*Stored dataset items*
╭──

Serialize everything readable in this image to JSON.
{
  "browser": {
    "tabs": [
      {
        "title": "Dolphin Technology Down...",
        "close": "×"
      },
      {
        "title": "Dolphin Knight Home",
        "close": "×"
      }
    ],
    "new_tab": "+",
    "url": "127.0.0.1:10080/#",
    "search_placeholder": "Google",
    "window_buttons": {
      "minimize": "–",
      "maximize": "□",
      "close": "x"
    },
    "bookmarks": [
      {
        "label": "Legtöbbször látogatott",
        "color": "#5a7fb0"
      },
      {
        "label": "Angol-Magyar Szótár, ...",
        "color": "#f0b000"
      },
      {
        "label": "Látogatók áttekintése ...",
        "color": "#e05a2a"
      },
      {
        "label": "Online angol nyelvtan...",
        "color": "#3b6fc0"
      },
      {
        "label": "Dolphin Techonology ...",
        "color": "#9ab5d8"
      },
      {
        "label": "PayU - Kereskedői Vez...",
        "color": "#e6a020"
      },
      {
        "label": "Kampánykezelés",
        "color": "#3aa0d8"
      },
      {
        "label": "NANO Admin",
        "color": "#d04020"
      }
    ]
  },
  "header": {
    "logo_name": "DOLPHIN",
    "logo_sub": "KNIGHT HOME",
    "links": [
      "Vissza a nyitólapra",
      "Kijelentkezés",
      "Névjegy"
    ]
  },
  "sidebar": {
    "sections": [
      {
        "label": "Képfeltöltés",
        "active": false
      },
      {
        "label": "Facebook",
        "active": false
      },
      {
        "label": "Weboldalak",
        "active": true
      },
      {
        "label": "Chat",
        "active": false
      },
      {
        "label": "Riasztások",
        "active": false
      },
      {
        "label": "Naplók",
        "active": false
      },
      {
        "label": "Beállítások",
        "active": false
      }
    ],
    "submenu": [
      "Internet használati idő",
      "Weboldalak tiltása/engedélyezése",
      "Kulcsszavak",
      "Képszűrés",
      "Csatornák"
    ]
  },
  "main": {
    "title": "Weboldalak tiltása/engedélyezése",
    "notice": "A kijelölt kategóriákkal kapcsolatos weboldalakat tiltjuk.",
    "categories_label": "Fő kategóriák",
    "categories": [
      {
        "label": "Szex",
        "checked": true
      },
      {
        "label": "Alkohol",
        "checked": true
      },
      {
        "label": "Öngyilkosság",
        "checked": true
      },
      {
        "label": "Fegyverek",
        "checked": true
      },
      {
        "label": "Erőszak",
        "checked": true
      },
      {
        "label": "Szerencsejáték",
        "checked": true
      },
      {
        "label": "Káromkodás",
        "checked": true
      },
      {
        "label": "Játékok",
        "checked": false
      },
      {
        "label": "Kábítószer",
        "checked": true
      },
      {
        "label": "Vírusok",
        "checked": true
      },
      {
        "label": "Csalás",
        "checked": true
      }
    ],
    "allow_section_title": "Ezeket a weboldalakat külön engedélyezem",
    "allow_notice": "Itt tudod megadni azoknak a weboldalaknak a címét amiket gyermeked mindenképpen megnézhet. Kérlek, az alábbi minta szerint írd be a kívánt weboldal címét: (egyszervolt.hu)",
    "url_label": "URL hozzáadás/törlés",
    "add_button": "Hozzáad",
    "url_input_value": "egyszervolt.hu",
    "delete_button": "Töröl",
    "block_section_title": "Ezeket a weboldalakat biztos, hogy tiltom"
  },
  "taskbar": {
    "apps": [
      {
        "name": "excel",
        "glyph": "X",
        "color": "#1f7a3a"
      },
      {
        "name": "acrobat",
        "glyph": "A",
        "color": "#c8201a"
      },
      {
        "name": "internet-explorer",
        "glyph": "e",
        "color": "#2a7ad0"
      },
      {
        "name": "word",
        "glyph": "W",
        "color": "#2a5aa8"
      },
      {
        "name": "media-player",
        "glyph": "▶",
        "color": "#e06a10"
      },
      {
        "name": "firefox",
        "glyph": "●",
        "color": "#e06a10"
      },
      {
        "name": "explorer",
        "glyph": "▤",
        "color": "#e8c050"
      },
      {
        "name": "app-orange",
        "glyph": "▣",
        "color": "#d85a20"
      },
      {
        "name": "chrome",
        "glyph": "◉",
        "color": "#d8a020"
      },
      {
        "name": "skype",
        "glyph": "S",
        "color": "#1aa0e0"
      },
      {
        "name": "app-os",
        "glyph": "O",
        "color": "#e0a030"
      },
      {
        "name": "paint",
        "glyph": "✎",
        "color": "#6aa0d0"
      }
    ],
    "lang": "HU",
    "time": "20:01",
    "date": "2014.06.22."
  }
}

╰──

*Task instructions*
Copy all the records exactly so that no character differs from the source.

*Output of the task*
Serialize everything readable in this image to JSON.
{
  "browser": {
    "tabs": [
      {
        "title": "Dolphin Technology Down...",
        "close": "×"
      },
      {
        "title": "Dolphin Knight Home",
        "close": "×"
      }
    ],
    "new_tab": "+",
    "url": "127.0.0.1:10080/#",
    "search_placeholder": "Google",
    "window_buttons": {
      "minimize": "–",
      "maximize": "□",
      "close": "x"
    },
    "bookmarks": [
      {
        "label": "Legtöbbször látogatott",
        "color": "#5a7fb0"
      },
      {
        "label": "Angol-Magyar Szótár, ...",
        "color": "#f0b000"
      },
      {
        "label": "Látogatók áttekintése ...",
        "color": "#e05a2a"
      },
      {
        "label": "Online angol nyelvtan...",
        "color": "#3b6fc0"
      },
      {
        "label": "Dolphin Techonology ...",
        "color": "#9ab5d8"
      },
      {
        "label": "PayU - Kereskedői Vez...",
        "color": "#e6a020"
      },
      {
        "label": "Kampánykezelés",
        "color": "#3aa0d8"
      },
      {
        "label": "NANO Admin",
        "color": "#d04020"
      }
    ]
  },
  "header": {
    "logo_name": "DOLPHIN",
    "logo_sub": "KNIGHT HOME",
    "links": [
      "Vissza a nyitólapra",
      "Kijelentkezés",
      "Névjegy"
    ]
  },
  "sidebar": {
    "sections": [
      {
        "label": "Képfeltöltés",
        "active": false
      },
      {
        "label": "Facebook",
        "active": false
      },
      {
        "label": "Weboldalak",
        "active": true
      },
      {
        "label": "Chat",
        "active": false
      },
      {
        "label": "Riasztások",
        "active": false
      },
      {
        "label": "Naplók",
        "active": false
      },
      {
        "label": "Beállítások",
        "active": false
      }
    ],
    "submenu": [
      "Internet használati idő",
      "Weboldalak tiltása/engedélyezése",
      "Kulcsszavak",
      "Képszűrés",
      "Csatornák"
    ]
  },
  "main": {
    "title": "Weboldalak tiltása/engedélyezése",
    "notice": "A kijelölt kategóriákkal kapcsolatos weboldalakat tiltjuk.",
    "categories_label": "Fő kategóriák",
    "categories": [
      {
        "label": "Szex",
        "checked": true
      },
      {
        "label": "Alkohol",
        "checked": true
      },
      {
        "label": "Öngyilkosság",
        "checked": true
      },
      {
        "label": "Fegyverek",
        "checked": true
      },
      {
        "label": "Erőszak",
        "checked": true
      },
      {
        "label": "Szerencsejáték",
        "checked": true
      },
      {
        "label": "Káromkodás",
        "checked": true
      },
      {
        "label": "Játékok",
        "checked": false
      },
      {
        "label": "Kábítószer",
        "checked": true
      },
      {
        "label": "Vírusok",
        "checked": true
      },
      {
        "label": "Csalás",
        "checked": true
      }
    ],
    "allow_section_title": "Ezeket a weboldalakat külön engedélyezem",
    "allow_notice": "Itt tudod megadni azoknak a weboldalaknak a címét amiket gyermeked mindenképpen megnézhet. Kérlek, az alábbi minta szerint írd be a kívánt weboldal címét: (egyszervolt.hu)",
    "url_label": "URL hozzáadás/törlés",
    "add_button": "Hozzáad",
    "url_input_value": "egyszervolt.hu",
    "delete_button": "Töröl",
    "block_section_title": "Ezeket a weboldalakat biztos, hogy tiltom"
  },
  "taskbar": {
    "apps": [
      {
        "name": "excel",
        "glyph": "X",
        "color": "#1f7a3a"
      },
      {
        "name": "acrobat",
        "glyph": "A",
        "color": "#c8201a"
      },
      {
        "name": "internet-explorer",
        "glyph": "e",
        "color": "#2a7ad0"
      },
      {
        "name": "word",
        "glyph": "W",
        "color": "#2a5aa8"
      },
      {
        "name": "media-player",
        "glyph": "▶",
        "color": "#e06a10"
      },
      {
        "name": "firefox",
        "glyph": "●",
        "color": "#e06a10"
      },
      {
        "name": "explorer",
        "glyph": "▤",
        "color": "#e8c050"
      },
      {
        "name": "app-orange",
        "glyph": "▣",
        "color": "#d85a20"
      },
      {
        "name": "chrome",
        "glyph": "◉",
        "color": "#d8a020"
      },
      {
        "name": "skype",
        "glyph": "S",
        "color": "#1aa0e0"
      },
      {
        "name": "app-os",
        "glyph": "O",
        "color": "#e0a030"
      },
      {
        "name": "paint",
        "glyph": "✎",
        "color": "#6aa0d0"
      }
    ],
    "lang": "HU",
    "time": "20:01",
    "date": "2014.06.22."
  }
}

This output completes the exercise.